Plan S: funders are committed to open access to scientific publication – Dal?Ré – – European Journal of Clinical Investigation – Wiley Online Library

Abstract:  Science is an accumulative activity: future studies are based on past observations. And this can only happen if scientific results are published. Everything that prevents or hinders its dissemination, hurts science and, ultimately, society. Subscription journals are an impediment to open access to scientific publications. cOAlition S, a consortium of national research agencies and Science Europe, an association of European Research Funding Organizations and Research Performing Organizations, with the support of the European Research Council (ERC) and the European Commission, launched the Plan S whereby, starting in January 2020, all publications from the funded research will be accessible and free of charge to any citizen.

Plan S: funders are committed to open access to scientific publication – Dal?Ré – – European Journal of Clinical Investigation – Wiley Online Library

Abstract:  Science is an accumulative activity: future studies are based on past observations. And this can only happen if scientific results are published.
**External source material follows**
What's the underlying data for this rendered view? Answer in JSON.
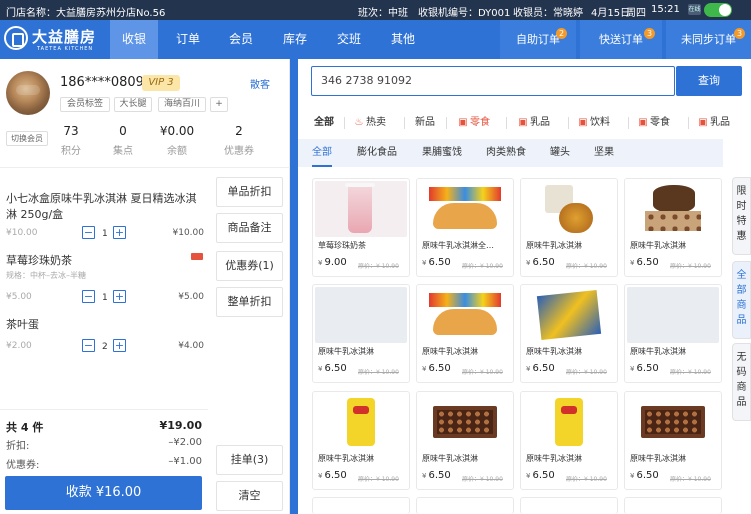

Everything that prevents or hinders its dissemination, hurts science and, ultimately, society. Subscription journals are an impediment to open access to scientific publications. cOAlition S, a consortium of national research agencies and Science Europe, an association of European Research Funding Organizations and Research Performing Organizations, with the support of the European Research Council (ERC) and the European Commission, launched the Plan S whereby, starting in January 2020, all publications from the funded research will be accessible and free of charge to any citizen.

Effect of Impact Factor and Discipline on Journal Data Sharing Policies: Accountability in Research: Vol 0, No ja

Abstract:  Data sharing is crucial to the advancement of science because it facilitates collaboration, transparency, reproducibility, criticism, and re-analysis. Publishers are well-positioned to promote sharing of research data by implementing data sharing policies. While there is an increasing trend toward requiring data sharing, not all journals mandate that data be shared at the time of publication. In this study, we extended previous work to analyze the data sharing policies of 447 journals across several scientific disciplines, including biology, clinical sciences, mathematics, physics, and social sciences. Our results showed that only a small percentage of journals require data sharing as a condition of publication, and that this varies across disciplines and Impact Factors. Both Impact Factor and discipline are associated the presence of a data sharing policy. Our results suggest that journals with higher Impact Factors are more likely to have data sharing policies; use shared data in peer review; require deposit of specific data types into publicly available data banks; and refer to reproducibility as a rationale for sharing data. Biological science journals are more likely than social science and mathematics journals to require data sharing.